Four years ago, I was freshly out of college, and I started telling my father that we needed to be in social media, we needed a webpage, that yes, our clients would come to Guatemala and find us, but we needed something to make that step easier. What I did was create a brand for the coffee, and that was easy because when the clients would come to Antigua, they would ask, “I am looking for coffee from Ricardo Zelaya,” and they would always mention my dad’s name. I was just like, “Okay, we’ll name it Ricardo Zelaya Coffee.” So I created the brand, and started doing marketing, so that’s basically what I do.
At the beginning, I was kind of doing that, and many other things at the same moment. I started another brand that was like my baby, that’s like a small startup of roasted coffee. Because all the coffee will get exported, and so the good, good coffee, Guatemalans wouldn’t be able to drink it. So I was like, “No, we need to leave coffee here and enjoy it, and be able to sell it here.” I would dedicate part of my time to learning about coffee more and more, because in coffee, you never learn everything. There’s a saying, “Oh, in coffee it’s easy, you will learn one lesson a year in a hundred years.” You’re never going to learn everything. I spent half of my time marketing the green coffee for exporting, and the other time selling the roasted coffee locally.

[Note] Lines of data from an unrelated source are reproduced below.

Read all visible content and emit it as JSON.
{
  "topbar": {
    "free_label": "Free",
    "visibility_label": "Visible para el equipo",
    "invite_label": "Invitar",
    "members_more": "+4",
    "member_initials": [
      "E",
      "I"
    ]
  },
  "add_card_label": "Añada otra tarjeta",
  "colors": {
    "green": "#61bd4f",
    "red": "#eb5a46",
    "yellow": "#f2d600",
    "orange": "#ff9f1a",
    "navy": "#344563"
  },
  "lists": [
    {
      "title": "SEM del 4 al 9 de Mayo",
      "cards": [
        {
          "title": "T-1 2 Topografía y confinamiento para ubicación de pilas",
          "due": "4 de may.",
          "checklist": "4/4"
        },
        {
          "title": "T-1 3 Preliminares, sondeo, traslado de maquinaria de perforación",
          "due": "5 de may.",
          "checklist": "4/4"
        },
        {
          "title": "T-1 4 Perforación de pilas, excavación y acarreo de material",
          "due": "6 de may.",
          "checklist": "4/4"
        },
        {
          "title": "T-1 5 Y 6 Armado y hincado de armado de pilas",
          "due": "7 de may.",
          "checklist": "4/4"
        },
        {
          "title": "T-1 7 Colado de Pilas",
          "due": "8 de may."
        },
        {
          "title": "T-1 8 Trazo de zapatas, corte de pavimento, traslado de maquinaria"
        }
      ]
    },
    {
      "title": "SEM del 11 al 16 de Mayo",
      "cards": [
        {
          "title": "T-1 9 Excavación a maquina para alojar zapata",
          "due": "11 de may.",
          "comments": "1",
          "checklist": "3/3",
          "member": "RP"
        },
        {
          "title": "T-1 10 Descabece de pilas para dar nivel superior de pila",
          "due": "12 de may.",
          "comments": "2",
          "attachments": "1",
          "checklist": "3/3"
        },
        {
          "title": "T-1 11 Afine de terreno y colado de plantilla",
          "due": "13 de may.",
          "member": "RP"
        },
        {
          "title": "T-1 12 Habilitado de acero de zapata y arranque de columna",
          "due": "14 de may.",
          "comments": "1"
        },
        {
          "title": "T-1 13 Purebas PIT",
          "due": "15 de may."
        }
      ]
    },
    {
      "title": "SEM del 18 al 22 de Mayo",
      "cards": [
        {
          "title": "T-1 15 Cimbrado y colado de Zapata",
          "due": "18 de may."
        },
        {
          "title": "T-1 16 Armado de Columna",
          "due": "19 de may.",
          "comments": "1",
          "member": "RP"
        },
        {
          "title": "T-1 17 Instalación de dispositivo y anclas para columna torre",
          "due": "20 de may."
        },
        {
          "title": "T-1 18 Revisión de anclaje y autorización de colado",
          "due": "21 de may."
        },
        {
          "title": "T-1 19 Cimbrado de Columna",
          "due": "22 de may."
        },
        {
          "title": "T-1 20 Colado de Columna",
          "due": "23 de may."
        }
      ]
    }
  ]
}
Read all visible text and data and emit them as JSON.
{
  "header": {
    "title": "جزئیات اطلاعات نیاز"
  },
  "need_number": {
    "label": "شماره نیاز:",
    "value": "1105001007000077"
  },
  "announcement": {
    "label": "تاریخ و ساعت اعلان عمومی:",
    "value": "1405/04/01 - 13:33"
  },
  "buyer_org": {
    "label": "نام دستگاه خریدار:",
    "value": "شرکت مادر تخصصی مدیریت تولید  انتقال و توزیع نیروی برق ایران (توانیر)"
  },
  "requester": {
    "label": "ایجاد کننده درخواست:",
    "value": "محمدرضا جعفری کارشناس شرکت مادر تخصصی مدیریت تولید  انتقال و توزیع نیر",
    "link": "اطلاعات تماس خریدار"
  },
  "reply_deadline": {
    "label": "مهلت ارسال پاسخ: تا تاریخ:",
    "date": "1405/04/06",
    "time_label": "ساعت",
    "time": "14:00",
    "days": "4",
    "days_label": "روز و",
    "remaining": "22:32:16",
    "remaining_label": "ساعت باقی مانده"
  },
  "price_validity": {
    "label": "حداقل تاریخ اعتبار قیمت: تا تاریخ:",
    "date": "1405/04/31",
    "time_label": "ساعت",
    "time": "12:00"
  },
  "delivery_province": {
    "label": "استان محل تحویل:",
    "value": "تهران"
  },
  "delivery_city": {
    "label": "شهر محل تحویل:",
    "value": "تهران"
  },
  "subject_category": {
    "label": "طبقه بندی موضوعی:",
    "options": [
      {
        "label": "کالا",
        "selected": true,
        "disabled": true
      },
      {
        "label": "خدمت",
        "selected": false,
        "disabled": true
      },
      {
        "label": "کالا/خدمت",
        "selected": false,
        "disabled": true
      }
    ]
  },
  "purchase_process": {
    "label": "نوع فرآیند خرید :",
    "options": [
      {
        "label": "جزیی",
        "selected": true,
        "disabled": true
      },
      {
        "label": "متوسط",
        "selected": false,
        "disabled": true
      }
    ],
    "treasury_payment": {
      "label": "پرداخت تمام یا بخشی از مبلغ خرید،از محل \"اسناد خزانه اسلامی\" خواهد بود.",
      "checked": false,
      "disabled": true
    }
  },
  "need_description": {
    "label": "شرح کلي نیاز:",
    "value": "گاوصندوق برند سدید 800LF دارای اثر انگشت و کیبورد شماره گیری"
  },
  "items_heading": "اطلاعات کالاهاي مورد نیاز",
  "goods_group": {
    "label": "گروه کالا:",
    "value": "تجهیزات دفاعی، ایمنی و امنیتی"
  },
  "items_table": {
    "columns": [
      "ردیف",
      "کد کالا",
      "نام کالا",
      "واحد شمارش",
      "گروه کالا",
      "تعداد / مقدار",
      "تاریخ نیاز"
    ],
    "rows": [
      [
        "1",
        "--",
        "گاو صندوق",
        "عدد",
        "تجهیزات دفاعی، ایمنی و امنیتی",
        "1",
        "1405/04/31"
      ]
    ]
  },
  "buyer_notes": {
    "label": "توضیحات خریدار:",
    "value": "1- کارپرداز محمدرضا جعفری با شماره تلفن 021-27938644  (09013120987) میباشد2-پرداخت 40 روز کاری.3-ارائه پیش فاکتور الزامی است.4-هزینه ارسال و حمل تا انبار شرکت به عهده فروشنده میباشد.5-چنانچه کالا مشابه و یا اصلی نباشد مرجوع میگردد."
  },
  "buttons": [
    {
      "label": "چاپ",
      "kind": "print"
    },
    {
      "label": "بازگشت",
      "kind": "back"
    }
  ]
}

JJ: And what are those two companies again?
KZ: The green coffee is Ricardo Zelaya Coffee and the roasted coffee is Santa Clara Coffee, but it’s only in Guatemala.
JJ: So are you doing the roasting there, or are you operating a café?
KZ: I don’t have a café, I outsource the roasting, because I feel it’s an art and if you can’t do it well, let someone else do it. So I outsource the roasting and we just package it and sell it.
JJ: When you’re here at the SCA Expo what are the benefits that you’re seeing to your companies?
KZ: The most benefit is more to the green coffee exporting, because you get to expose your farm to many possible buyers and also, just learn what other producing countries are doing in terms of new processes or any kind of innovation that’s going around, you come here to learn what’s new in the market.
JJ: What are some of the biggest things that have happened for your company at an Expo?
KZ: I think that the big win is new clients. That’s the best thing you can get out, because you can try to market as much as you can online, but it’s different for roasters or importers to come drink your coffee, meet you, put the face to the coffee and possibly start a relationship.
JJ: Where do you see your company growing in the next year, between now and the next Expo?
KZ: I’m focusing on Ricardo Zelaya Coffee, because it’s my family’s company, and my company is still very small, and we’re not planning for the future that much. But, from here, for the next Expo maybe more recognition, maybe getting to the Cup of Excellence this year. We got into it last year and that was great for us, because that puts the name of your farm in front of many buyers and to get a lot of recognition that way. Again, the main goal is to find more people out there that have the same values as we do and to create those relationships and grow together.
JJ: Do you have any advice for farmers or green producers that potentially want to attend Expo?
KZ: It’s a great opportunity to come, bring your green coffee samples and just be here ready to meet people, have nice conversations and give them samples and try to connect with people.
JJ: What trends are you seeing right now?
KZ: Right now, we’re growing a lot in cascara. Before that [it] would be used as organic fertilizer, we would throw it in the worm tanks and then throwing it all on the farm. But now we are seeing that there’s demand for it, so we are now processing the cascara on its own. So that’s one of the big things that’s grown in the last year I would say.
JJ: Anything else that you would like to mention?
KZ: I feel it’s very important to be always on the lookout of the new trends of the coffee shops, what the market is demanding, because as producers, we have the obligation to always be experimenting. We have the ability to experiment in the farms and try to get new flavors with different types of fermentations or drying processes, and it is scary, but I think that’s one of the things that I most admire about my dad. He’s always experimenting. And it doesn’t matter if something doesn’t go as perfect as planned, but if you don’t experiment, you won’t have that coffee that someone else is looking for: that special, different cup.
This interview has been lightly edited for clarity.
Read all of our conversations from the 2019 Specialty Coffee Expo.